Benoît Pioulard & Sean Curtis Patrick — Avocationals (March 15, 2019)
•⊆⊇• Visual artist, filmmaker, and ambient musician whose vaporous moods convey a distinct sense of place.
•⊆⊇• The ambient pop project of multi~instrumentalist/producer Thomas Meluch.
Birth name: Thomas Meluch
Born: August 4, 1984, Michigan, United States
Location: Brooklyn, New York
Styles: Ambient, Indie Electronic, Alternative/Indie Rock
Album release: March 15, 2019
Record Label: Beacon Sound
1 Zenava 4:49
2 Stonefax 3:55
3 Furia 4:28
4 Marlen 6:42
5 Sunek 4:00
6 Nordmeer 3:59
7 Leadale 3:27
8 Cabot 4:33
9 Eaglescliffe 5:03
♦ All tracks written by Sean Curtis Patrick / Benoît Pioulard
• Distributed: Forced Exposure
• Phonographic Copyright: James & Margaret
• Copyright: Beacon Sound
• Mastered: Black Knoll Studio
• Pressed: GZ Media — 18449DE
• Artwork [Cover Art]: Lynn Curtis Patrick
• Design, Assemblage: Andrew Neerman, Sean Curtis Patrick
• Mastered: Rafael Anton Irisarri
• Music, Photography [Polaroid Photography]: Sean Curtis Patrick, Thomas Meluch
AllMusic Review by Heather Phares; Score: ★★★★
•⊆⊇• After spending years intending to work on music together, longtime friends Benoit Pioulard and Sean Curtis Patrick found a project worthy of their talents.
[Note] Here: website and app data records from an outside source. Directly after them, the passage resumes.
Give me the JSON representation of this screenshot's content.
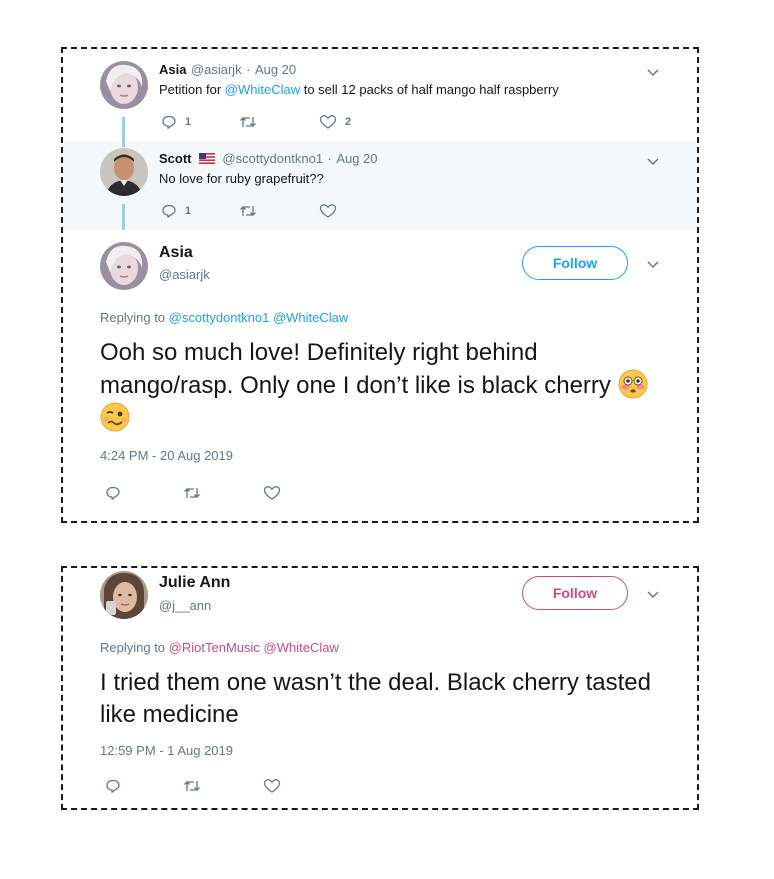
{
  "tweet1": {
    "name": "Asia",
    "handle": "@asiarjk",
    "sep": "·",
    "date": "Aug 20",
    "text_pre": "Petition for ",
    "mention": "@WhiteClaw",
    "text_post": " to sell 12 packs of half mango half raspberry",
    "reply_count": "1",
    "retweet_count": "",
    "like_count": "2"
  },
  "tweet2": {
    "name": "Scott",
    "handle": "@scottydontkno1",
    "sep": "·",
    "date": "Aug 20",
    "text": "No love for ruby grapefruit??",
    "reply_count": "1",
    "retweet_count": "",
    "like_count": ""
  },
  "focus1": {
    "name": "Asia",
    "handle": "@asiarjk",
    "follow_label": "Follow",
    "replying_label": "Replying to",
    "mention1": "@scottydontkno1",
    "mention2": "@WhiteClaw",
    "text": "Ooh so much love! Definitely right behind mango/rasp. Only one I don’t like is black cherry",
    "timestamp": "4:24 PM - 20 Aug 2019"
  },
  "focus2": {
    "name": "Julie Ann",
    "handle": "@j__ann",
    "follow_label": "Follow",
    "replying_label": "Replying to",
    "mention1": "@RiotTenMusic",
    "mention2": "@WhiteClaw",
    "text": "I tried them one wasn’t the deal. Black cherry tasted like medicine",
    "timestamp": "12:59 PM - 1 Aug 2019"
  },
  "icons": [
    "reply-icon",
    "retweet-icon",
    "like-icon",
    "chevron-down-icon",
    "us-flag-icon",
    "flushed-face-emoji",
    "woozy-face-emoji"
  ],
  "colors": {
    "link_blue": "#1da1f2",
    "link_pink": "#c84d7f",
    "thread_line": "#9dcde8",
    "shaded_bg": "#f5f8fa",
    "muted": "#657786"
  }
}
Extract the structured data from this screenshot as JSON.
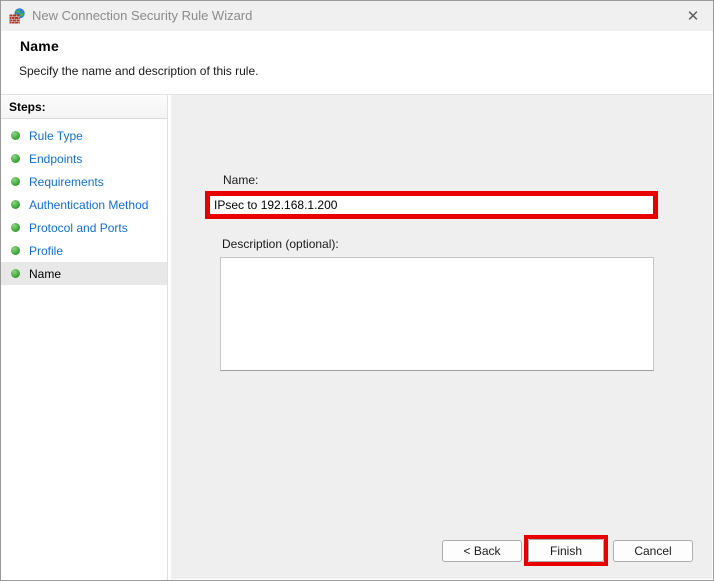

A set of ambient pieces inspired by the ships wrecked in the Great Lakes during the shipping boom of the mid~20th century, Avocationals makes the most of their ability to imbue their music with a sense of place and history. Pioulard’s music frequently incorporates field recordings, while Patrick often builds entire works from them. Their approaches blend seamlessly on Avocationals, which they crafted with Patrick’s vintage reel~to~reel tape machines and synths as well as guitars and vocals.
•⊆⊇• The duo set the tone for the album with the eerily beautiful melody of “Zenava,” which beckons listeners to follow Pioulard and Patrick further into its depths. Indeed, the way “Furia” blends flutey synths from a ‘70s documentary with warped tones suggests the pair had to salvage its waterlogged recordings. The underwater world takes over on the stunning “Marlen,” where rumbling bass, submerged vocals, and chiming tones express the timelessness and gentle decay waiting beneath the waves. On each of its tracks, Avocationals offers vivid sound portraits with a remarkable amount of substance to their atmospheres. The cracking percussion that punctuates “Stonefax”’s luminous washes of sound evokes crumbling debris in its unhurried yet unpredictable patterns, while “Cabot”’s mix of looming drones and bubbling textures convey a deep~seated melancholy.
•⊆⊇• Patrick and Pioulard take care to give each piece subtle and gorgeous details, whether it’s the melody that sounds like a sunken, slow~motion sailor’s tune on “Nordmeer” or the clearly delineated layers of sub bass, vocals, and electronics on “Sunek,” which call to mind Loscil’s output as well as their own work. By the time they bring Avocationals to a close and return to the surface with the elegiac drones of “Eaglescliffe,” Patrick and Pioulard complete a somberly beautiful musical journey that demands a return trip.